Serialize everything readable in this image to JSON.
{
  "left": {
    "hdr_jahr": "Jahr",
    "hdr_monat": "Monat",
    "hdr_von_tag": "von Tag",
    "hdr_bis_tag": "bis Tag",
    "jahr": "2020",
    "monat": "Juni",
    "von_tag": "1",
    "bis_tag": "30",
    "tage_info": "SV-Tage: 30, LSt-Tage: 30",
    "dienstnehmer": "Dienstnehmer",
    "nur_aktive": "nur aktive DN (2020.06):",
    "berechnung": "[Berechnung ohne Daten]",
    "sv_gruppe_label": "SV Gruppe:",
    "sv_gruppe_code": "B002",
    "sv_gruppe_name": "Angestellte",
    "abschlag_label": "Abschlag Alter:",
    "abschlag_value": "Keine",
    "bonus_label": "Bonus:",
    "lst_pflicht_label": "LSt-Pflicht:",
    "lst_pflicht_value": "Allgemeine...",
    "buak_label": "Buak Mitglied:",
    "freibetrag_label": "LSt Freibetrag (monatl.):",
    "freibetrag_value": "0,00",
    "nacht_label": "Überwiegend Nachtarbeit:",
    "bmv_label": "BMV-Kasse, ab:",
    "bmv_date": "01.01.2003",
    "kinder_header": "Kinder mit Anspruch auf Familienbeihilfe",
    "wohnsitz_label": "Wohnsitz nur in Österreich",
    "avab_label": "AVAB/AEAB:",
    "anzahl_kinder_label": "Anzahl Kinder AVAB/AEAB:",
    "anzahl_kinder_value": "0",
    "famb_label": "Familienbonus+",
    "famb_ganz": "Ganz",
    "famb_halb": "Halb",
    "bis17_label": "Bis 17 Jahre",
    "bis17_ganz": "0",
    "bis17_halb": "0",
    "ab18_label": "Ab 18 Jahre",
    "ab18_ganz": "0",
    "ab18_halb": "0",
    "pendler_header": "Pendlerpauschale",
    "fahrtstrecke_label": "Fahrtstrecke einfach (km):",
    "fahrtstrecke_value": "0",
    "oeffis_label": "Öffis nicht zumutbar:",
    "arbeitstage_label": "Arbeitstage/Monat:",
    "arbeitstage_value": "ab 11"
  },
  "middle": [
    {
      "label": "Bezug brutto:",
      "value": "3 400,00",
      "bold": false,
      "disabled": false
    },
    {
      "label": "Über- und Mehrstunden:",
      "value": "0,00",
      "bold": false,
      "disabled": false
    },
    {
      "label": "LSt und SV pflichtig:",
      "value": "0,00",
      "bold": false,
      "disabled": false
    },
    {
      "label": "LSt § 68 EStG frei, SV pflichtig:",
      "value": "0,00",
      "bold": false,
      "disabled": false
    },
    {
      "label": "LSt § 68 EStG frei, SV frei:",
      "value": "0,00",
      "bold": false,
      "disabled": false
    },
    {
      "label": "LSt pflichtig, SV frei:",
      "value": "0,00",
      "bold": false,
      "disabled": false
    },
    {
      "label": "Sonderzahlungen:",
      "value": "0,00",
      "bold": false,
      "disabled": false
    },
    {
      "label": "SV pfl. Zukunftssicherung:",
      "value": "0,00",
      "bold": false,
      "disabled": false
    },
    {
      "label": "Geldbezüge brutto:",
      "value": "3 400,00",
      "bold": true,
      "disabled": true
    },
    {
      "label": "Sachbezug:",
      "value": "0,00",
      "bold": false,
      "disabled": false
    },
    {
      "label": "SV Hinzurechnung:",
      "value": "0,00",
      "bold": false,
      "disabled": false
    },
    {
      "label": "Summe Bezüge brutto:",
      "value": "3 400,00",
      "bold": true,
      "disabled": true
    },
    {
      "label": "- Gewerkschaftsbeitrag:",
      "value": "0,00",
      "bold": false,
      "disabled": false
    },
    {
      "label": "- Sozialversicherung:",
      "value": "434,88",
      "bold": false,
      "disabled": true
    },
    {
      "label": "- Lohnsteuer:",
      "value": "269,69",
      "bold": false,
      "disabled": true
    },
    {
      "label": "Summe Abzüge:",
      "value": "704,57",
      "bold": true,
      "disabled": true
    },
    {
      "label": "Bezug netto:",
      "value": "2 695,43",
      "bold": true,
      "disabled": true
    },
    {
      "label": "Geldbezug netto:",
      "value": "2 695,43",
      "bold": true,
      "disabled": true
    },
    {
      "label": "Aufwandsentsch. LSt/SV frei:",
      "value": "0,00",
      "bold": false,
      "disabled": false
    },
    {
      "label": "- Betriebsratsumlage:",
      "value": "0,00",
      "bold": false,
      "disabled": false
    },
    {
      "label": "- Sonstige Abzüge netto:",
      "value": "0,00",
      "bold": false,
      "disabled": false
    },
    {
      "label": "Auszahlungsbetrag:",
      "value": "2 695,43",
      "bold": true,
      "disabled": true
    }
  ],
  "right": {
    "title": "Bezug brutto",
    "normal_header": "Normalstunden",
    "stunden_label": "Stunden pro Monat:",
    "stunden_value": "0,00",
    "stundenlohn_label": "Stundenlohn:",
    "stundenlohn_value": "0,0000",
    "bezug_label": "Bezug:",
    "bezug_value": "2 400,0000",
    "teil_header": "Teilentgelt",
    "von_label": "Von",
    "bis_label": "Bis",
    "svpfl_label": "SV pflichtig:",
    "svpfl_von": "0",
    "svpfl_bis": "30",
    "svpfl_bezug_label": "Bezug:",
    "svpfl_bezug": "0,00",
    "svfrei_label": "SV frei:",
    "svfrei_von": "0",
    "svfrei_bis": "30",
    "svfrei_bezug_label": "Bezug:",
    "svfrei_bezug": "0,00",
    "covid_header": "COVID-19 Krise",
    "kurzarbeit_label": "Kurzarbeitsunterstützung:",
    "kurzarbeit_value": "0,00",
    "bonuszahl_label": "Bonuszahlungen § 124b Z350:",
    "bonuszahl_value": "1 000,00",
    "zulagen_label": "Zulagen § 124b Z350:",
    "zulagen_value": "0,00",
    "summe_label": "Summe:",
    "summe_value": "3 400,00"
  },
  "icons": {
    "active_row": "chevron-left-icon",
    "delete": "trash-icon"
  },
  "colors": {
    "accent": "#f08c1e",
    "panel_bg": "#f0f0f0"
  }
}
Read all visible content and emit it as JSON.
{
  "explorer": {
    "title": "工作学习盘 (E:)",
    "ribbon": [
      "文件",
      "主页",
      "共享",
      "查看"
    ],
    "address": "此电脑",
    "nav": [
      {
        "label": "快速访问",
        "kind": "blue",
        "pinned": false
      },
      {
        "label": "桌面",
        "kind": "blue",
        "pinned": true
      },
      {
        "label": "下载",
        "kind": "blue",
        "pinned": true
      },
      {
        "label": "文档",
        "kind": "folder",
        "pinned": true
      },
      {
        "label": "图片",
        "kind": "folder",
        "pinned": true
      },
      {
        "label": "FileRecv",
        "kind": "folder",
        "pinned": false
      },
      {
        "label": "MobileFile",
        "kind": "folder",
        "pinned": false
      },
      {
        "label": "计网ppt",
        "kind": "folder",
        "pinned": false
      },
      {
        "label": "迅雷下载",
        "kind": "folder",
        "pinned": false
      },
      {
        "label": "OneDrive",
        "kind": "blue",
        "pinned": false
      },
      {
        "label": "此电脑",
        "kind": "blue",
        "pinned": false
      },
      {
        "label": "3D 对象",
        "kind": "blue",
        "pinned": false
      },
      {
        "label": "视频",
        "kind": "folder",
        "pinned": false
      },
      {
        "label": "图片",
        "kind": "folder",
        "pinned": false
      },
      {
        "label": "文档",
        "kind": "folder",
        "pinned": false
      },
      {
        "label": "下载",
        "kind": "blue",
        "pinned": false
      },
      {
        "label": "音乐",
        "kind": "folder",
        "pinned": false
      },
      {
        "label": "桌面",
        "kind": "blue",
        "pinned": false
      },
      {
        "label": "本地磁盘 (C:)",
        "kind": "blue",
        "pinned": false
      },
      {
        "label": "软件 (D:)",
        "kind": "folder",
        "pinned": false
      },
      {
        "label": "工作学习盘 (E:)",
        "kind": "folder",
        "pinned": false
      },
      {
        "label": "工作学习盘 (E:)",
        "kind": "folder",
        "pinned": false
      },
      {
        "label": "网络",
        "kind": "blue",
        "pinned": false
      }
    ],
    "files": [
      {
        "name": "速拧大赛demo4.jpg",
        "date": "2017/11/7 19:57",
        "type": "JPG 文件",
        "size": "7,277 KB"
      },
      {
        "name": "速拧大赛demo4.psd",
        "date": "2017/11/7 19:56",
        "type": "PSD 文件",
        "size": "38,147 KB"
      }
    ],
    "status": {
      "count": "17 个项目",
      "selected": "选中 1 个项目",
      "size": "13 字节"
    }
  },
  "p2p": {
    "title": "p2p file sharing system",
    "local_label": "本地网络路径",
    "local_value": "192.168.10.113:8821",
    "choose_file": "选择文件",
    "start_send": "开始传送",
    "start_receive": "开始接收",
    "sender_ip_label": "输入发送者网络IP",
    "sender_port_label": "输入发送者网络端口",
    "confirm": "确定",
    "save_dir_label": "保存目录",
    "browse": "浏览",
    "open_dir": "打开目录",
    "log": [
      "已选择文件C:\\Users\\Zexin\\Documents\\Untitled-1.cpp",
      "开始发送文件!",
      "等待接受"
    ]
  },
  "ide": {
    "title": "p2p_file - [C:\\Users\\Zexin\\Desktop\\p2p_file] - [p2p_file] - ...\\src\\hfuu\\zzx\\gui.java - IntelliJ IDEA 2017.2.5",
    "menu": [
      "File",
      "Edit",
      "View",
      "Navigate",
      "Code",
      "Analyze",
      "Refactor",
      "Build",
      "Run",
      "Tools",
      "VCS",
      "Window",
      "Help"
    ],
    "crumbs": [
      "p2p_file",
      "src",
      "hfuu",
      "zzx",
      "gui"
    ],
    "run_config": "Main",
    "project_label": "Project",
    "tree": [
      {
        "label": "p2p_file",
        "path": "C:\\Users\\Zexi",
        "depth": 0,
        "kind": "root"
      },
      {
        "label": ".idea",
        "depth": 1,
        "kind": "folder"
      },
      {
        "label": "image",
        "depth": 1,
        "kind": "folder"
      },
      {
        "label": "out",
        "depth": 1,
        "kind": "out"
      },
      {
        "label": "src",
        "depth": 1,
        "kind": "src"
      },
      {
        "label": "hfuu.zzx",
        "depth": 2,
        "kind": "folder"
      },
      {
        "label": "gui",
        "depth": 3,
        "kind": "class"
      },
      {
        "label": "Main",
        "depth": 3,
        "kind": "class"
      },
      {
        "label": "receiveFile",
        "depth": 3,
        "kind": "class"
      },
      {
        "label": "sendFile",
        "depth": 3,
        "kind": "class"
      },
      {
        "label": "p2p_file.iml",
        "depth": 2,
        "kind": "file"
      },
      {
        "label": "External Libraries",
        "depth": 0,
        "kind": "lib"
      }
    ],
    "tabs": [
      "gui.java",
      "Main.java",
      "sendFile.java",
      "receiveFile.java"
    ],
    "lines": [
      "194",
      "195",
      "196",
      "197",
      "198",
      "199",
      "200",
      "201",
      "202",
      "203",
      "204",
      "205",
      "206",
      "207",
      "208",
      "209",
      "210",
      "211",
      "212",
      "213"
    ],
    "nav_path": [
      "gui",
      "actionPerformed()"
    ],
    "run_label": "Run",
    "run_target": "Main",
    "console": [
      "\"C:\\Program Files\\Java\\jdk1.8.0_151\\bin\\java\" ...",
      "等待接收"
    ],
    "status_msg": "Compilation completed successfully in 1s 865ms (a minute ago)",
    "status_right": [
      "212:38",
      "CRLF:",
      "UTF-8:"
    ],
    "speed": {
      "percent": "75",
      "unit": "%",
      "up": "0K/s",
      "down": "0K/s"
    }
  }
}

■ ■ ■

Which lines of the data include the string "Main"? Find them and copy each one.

Task output ::
    "run_config": "Main",
        "label": "Main",
      "Main.java",
    "run_target": "Main",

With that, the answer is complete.